REQUIRED ACTION: Set every entry down again precisely.

DATA RECORDS:
>>>>>
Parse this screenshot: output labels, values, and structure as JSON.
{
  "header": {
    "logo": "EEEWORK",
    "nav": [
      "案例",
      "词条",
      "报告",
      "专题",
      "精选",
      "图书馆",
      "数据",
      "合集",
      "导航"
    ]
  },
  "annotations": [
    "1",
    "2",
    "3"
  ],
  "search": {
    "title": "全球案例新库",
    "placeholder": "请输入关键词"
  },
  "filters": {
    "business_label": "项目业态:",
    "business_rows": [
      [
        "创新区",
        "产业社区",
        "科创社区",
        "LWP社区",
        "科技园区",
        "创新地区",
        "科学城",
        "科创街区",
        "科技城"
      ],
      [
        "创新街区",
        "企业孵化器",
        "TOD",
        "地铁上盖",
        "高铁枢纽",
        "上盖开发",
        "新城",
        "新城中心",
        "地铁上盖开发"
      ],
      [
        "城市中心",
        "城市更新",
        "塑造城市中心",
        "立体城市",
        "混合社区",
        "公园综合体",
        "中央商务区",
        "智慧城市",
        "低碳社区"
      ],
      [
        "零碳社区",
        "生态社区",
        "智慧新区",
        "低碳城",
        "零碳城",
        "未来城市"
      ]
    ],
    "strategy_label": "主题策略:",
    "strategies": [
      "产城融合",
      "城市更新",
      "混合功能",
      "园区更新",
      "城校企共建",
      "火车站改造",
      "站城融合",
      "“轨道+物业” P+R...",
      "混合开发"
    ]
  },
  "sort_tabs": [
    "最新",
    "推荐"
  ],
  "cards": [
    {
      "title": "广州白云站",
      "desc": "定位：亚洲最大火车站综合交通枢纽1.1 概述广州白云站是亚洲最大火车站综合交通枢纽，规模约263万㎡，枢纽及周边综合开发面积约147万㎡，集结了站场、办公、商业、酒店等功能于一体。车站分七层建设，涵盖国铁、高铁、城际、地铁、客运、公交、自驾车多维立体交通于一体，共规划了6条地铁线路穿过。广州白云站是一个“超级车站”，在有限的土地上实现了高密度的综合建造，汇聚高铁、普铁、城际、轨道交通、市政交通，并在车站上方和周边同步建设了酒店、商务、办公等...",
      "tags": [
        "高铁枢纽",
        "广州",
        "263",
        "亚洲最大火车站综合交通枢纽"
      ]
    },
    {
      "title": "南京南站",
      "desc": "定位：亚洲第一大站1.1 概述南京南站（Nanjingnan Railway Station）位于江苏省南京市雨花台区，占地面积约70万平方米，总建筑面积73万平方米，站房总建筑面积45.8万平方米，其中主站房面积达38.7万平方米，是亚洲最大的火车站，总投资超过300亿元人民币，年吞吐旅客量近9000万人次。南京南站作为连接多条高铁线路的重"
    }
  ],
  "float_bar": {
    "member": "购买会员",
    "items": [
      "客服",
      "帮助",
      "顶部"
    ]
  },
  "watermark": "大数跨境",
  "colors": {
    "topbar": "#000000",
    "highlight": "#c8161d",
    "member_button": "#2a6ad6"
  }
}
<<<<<
REPLY TO THE EXERCISE:
Parse this screenshot: output labels, values, and structure as JSON.
{
  "header": {
    "logo": "EEEWORK",
    "nav": [
      "案例",
      "词条",
      "报告",
      "专题",
      "精选",
      "图书馆",
      "数据",
      "合集",
      "导航"
    ]
  },
  "annotations": [
    "1",
    "2",
    "3"
  ],
  "search": {
    "title": "全球案例新库",
    "placeholder": "请输入关键词"
  },
  "filters": {
    "business_label": "项目业态:",
    "business_rows": [
      [
        "创新区",
        "产业社区",
        "科创社区",
        "LWP社区",
        "科技园区",
        "创新地区",
        "科学城",
        "科创街区",
        "科技城"
      ],
      [
        "创新街区",
        "企业孵化器",
        "TOD",
        "地铁上盖",
        "高铁枢纽",
        "上盖开发",
        "新城",
        "新城中心",
        "地铁上盖开发"
      ],
      [
        "城市中心",
        "城市更新",
        "塑造城市中心",
        "立体城市",
        "混合社区",
        "公园综合体",
        "中央商务区",
        "智慧城市",
        "低碳社区"
      ],
      [
        "零碳社区",
        "生态社区",
        "智慧新区",
        "低碳城",
        "零碳城",
        "未来城市"
      ]
    ],
    "strategy_label": "主题策略:",
    "strategies": [
      "产城融合",
      "城市更新",
      "混合功能",
      "园区更新",
      "城校企共建",
      "火车站改造",
      "站城融合",
      "“轨道+物业” P+R...",
      "混合开发"
    ]
  },
  "sort_tabs": [
    "最新",
    "推荐"
  ],
  "cards": [
    {
      "title": "广州白云站",
      "desc": "定位：亚洲最大火车站综合交通枢纽1.1 概述广州白云站是亚洲最大火车站综合交通枢纽，规模约263万㎡，枢纽及周边综合开发面积约147万㎡，集结了站场、办公、商业、酒店等功能于一体。车站分七层建设，涵盖国铁、高铁、城际、地铁、客运、公交、自驾车多维立体交通于一体，共规划了6条地铁线路穿过。广州白云站是一个“超级车站”，在有限的土地上实现了高密度的综合建造，汇聚高铁、普铁、城际、轨道交通、市政交通，并在车站上方和周边同步建设了酒店、商务、办公等...",
      "tags": [
        "高铁枢纽",
        "广州",
        "263",
        "亚洲最大火车站综合交通枢纽"
      ]
    },
    {
      "title": "南京南站",
      "desc": "定位：亚洲第一大站1.1 概述南京南站（Nanjingnan Railway Station）位于江苏省南京市雨花台区，占地面积约70万平方米，总建筑面积73万平方米，站房总建筑面积45.8万平方米，其中主站房面积达38.7万平方米，是亚洲最大的火车站，总投资超过300亿元人民币，年吞吐旅客量近9000万人次。南京南站作为连接多条高铁线路的重"
    }
  ],
  "float_bar": {
    "member": "购买会员",
    "items": [
      "客服",
      "帮助",
      "顶部"
    ]
  },
  "watermark": "大数跨境",
  "colors": {
    "topbar": "#000000",
    "highlight": "#c8161d",
    "member_button": "#2a6ad6"
  }
}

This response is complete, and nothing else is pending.